**WORK REQUIRED:** Restate the listing below word for word.

--- --- ---

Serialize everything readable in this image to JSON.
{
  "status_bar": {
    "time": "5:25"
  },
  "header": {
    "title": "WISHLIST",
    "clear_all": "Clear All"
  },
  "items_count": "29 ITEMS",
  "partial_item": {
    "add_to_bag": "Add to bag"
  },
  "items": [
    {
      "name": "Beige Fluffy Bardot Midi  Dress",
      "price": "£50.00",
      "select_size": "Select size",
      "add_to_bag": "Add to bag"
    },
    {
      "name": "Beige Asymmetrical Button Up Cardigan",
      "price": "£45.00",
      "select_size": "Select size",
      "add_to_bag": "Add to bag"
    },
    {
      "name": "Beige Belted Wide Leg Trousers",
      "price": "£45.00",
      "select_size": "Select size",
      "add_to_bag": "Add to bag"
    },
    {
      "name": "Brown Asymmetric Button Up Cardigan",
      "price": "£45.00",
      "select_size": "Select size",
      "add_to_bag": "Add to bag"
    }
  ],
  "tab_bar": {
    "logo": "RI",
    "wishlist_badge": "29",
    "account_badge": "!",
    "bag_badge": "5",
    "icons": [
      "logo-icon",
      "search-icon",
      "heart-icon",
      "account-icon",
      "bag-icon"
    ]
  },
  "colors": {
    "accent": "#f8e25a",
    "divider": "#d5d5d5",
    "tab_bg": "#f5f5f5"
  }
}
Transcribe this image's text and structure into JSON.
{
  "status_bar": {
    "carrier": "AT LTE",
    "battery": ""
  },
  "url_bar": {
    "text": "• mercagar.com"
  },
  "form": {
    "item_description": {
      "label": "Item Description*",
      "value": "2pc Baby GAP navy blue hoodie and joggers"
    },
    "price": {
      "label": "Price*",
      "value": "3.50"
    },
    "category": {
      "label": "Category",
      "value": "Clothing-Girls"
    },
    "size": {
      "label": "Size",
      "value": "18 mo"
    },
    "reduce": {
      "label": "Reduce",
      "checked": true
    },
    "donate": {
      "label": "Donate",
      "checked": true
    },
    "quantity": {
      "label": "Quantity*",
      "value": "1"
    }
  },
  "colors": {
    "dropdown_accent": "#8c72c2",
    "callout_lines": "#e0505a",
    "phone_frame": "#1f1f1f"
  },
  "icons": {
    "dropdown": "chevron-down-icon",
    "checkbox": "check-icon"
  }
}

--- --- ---

**TASK ANSWER:**
Serialize everything readable in this image to JSON.
{
  "status_bar": {
    "time": "5:25"
  },
  "header": {
    "title": "WISHLIST",
    "clear_all": "Clear All"
  },
  "items_count": "29 ITEMS",
  "partial_item": {
    "add_to_bag": "Add to bag"
  },
  "items": [
    {
      "name": "Beige Fluffy Bardot Midi  Dress",
      "price": "£50.00",
      "select_size": "Select size",
      "add_to_bag": "Add to bag"
    },
    {
      "name": "Beige Asymmetrical Button Up Cardigan",
      "price": "£45.00",
      "select_size": "Select size",
      "add_to_bag": "Add to bag"
    },
    {
      "name": "Beige Belted Wide Leg Trousers",
      "price": "£45.00",
      "select_size": "Select size",
      "add_to_bag": "Add to bag"
    },
    {
      "name": "Brown Asymmetric Button Up Cardigan",
      "price": "£45.00",
      "select_size": "Select size",
      "add_to_bag": "Add to bag"
    }
  ],
  "tab_bar": {
    "logo": "RI",
    "wishlist_badge": "29",
    "account_badge": "!",
    "bag_badge": "5",
    "icons": [
      "logo-icon",
      "search-icon",
      "heart-icon",
      "account-icon",
      "bag-icon"
    ]
  },
  "colors": {
    "accent": "#f8e25a",
    "divider": "#d5d5d5",
    "tab_bg": "#f5f5f5"
  }
}
Transcribe this image's text and structure into JSON.
{
  "status_bar": {
    "carrier": "AT LTE",
    "battery": ""
  },
  "url_bar": {
    "text": "• mercagar.com"
  },
  "form": {
    "item_description": {
      "label": "Item Description*",
      "value": "2pc Baby GAP navy blue hoodie and joggers"
    },
    "price": {
      "label": "Price*",
      "value": "3.50"
    },
    "category": {
      "label": "Category",
      "value": "Clothing-Girls"
    },
    "size": {
      "label": "Size",
      "value": "18 mo"
    },
    "reduce": {
      "label": "Reduce",
      "checked": true
    },
    "donate": {
      "label": "Donate",
      "checked": true
    },
    "quantity": {
      "label": "Quantity*",
      "value": "1"
    }
  },
  "colors": {
    "dropdown_accent": "#8c72c2",
    "callout_lines": "#e0505a",
    "phone_frame": "#1f1f1f"
  },
  "icons": {
    "dropdown": "chevron-down-icon",
    "checkbox": "check-icon"
  }
}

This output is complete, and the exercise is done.